Does the following plea for help sound familiar?
“One of my tenants has been with me for 10 months, the last four months has been late paying her rent. Between 5-10 days late and makes payment in dribs and drabs. She never contacts me to say it will be late I always text her.
What timescale would be fair to send a letter out regarding her rent arrears? In the past I have waited 3-4 days before texting, but feel I am being taken advantage of for not chasing the rent sooner.”
In fact, figures released by the National Landlords Association reveal that the COVID-19 pandemic has led to an increase in rent arrears, with an estimated 840,000 private renters in England in arrears in 2021
The NLA research also shows that a typical landlord faces £1,649 of outstanding rent, which if accurate totals around £850m worth of rent arrears across the UK.
In the worst-case scenario, this can lead to eviction. But there are steps you can take to avoid this costly and time-consuming process.
Prior to starting an eviction, communicating with your tenant by sending them a letter, or even a series of letters, may be enough to resolve the issue. Letters are also an effective paper trail and will help your case in court, if it was to go that far.
When do rent arrears occur
Rent arrears occur when tenants fall behind on their rental payments, which can be a challenging issue for both landlords and tenants. There are several reasons why rent arrears may occur, including financial difficulties, job loss, illness or injury, unexpected expenses, or changes in personal circumstances.
For example, a tenant may have lost their job or experienced a reduction in income due to the COVID-19 pandemic, making it difficult to keep up with rent payments. Alternatively, unexpected expenses such as medical bills or car repairs may put a strain on a tenant’s finances, making it harder to afford rent.
Landlords may also contribute to rent arrears by failing to maintain the property or by being unresponsive to tenant complaints, which can lead to tenants withholding rent.

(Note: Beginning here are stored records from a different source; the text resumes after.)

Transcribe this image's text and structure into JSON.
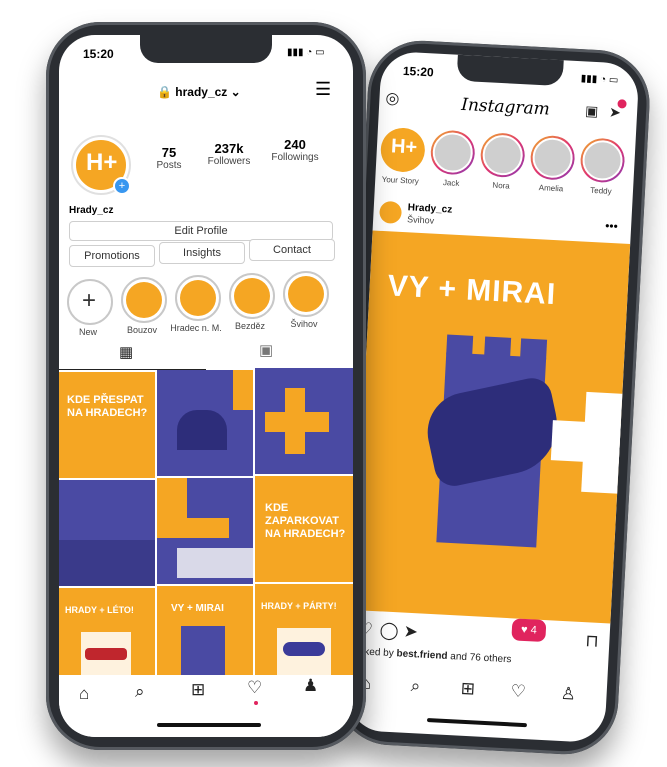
{
  "left_phone": {
    "status_time": "15:20",
    "username": "hrady_cz",
    "stats": [
      {
        "value": "75",
        "label": "Posts"
      },
      {
        "value": "237k",
        "label": "Followers"
      },
      {
        "value": "240",
        "label": "Followings"
      }
    ],
    "display_name": "Hrady_cz",
    "edit_profile": "Edit Profile",
    "actions": [
      "Promotions",
      "Insights",
      "Contact"
    ],
    "highlights": [
      "New",
      "Bouzov",
      "Hradec n. M.",
      "Bezděz",
      "Švihov"
    ],
    "posts": [
      {
        "text": "KDE PŘESPAT NA HRADECH?"
      },
      {
        "text": ""
      },
      {
        "text": ""
      },
      {
        "text": ""
      },
      {
        "text": ""
      },
      {
        "text": "KDE ZAPARKOVAT NA HRADECH?"
      },
      {
        "text": "HRADY + LÉTO!"
      },
      {
        "text": "VY + MIRAI"
      },
      {
        "text": "HRADY + PÁRTY!"
      }
    ]
  },
  "right_phone": {
    "status_time": "15:20",
    "app_title": "Instagram",
    "stories": [
      "Your Story",
      "Jack",
      "Nora",
      "Amelia",
      "Teddy"
    ],
    "post_user": "Hrady_cz",
    "post_location": "Švihov",
    "post_headline": "VY + MIRAI",
    "likes_text_prefix": "Liked by",
    "likes_user": "best.friend",
    "likes_text_suffix": "and 76 others",
    "notification_count": "4"
  },
  "colors": {
    "brand_orange": "#f5a623",
    "brand_purple": "#4a4aa3"
  }
}
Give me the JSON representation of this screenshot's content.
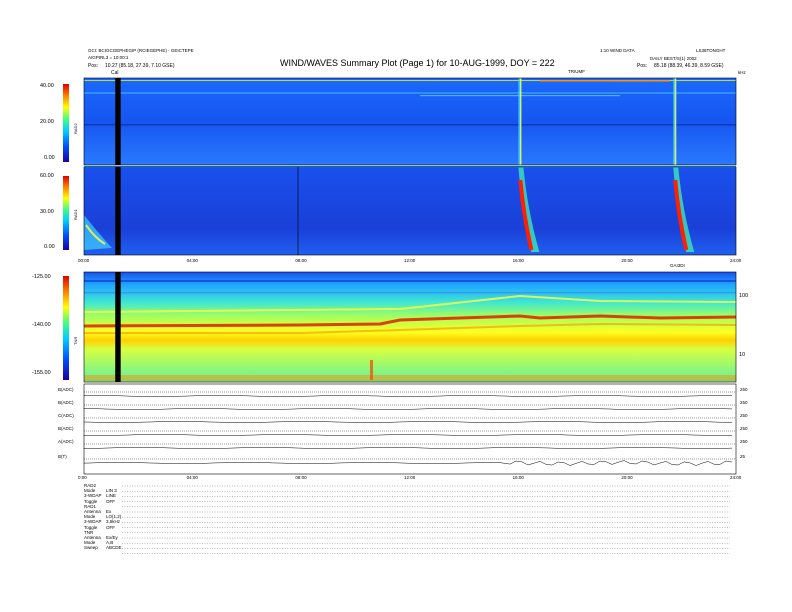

Whatever the cause, it is essential for landlords and tenants to communicate and work together to find a solution that works for both parties, such as setting up a payment plan or seeking financial assistance.
Landlord Letter To Tenant Late Payment – Rent Arrears Letter
Here we have two rent arrears letter templates, which you can download completely free, to help you communicate with tenants who fail to pay their rent on time.
All you have to do is click on the links below to download them, personalise them for your tenant and put them in the post:
Deal with non-payment of rent issues immediately. If rent is more than 3 days overdue, then send out this first letter. (Always take into account bank holidays, Christmas and Easter breaks because banks do not process any payments at these times).
The final sentence of the letter talks about imposing an administration charge for late payment. You can only include this if you have given details of the administration charge in your tenancy agreement. All content on this form and other forms for landlords published by Property Division are provided “as is”, with no guarantees of completeness, accuracy or timeliness, and without representations, warranties or other contractual terms of any kind, express or implied. Property Division does not represent or warrant that this letter or other material supplied by Property Division will be accurate, current, uninterrupted, error-free or omission-free.
This letter is sent out only if you have received no response 4 days after you sent out the first rent chase up letter. This clearly gets across your no-nonsense approach to resolving this situation quickly and most tenants will respond to this letter. All content on this form and other forms for landlords published by Property Division are provided “as is”, with no guarantees of completeness, accuracy or timeliness, and without representations, warranties or other contractual terms of any kind, express or implied. Property Division does not represent or warrant that this letter or other material supplied by Property Division will be accurate, current, uninterrupted, error-free or omission-free.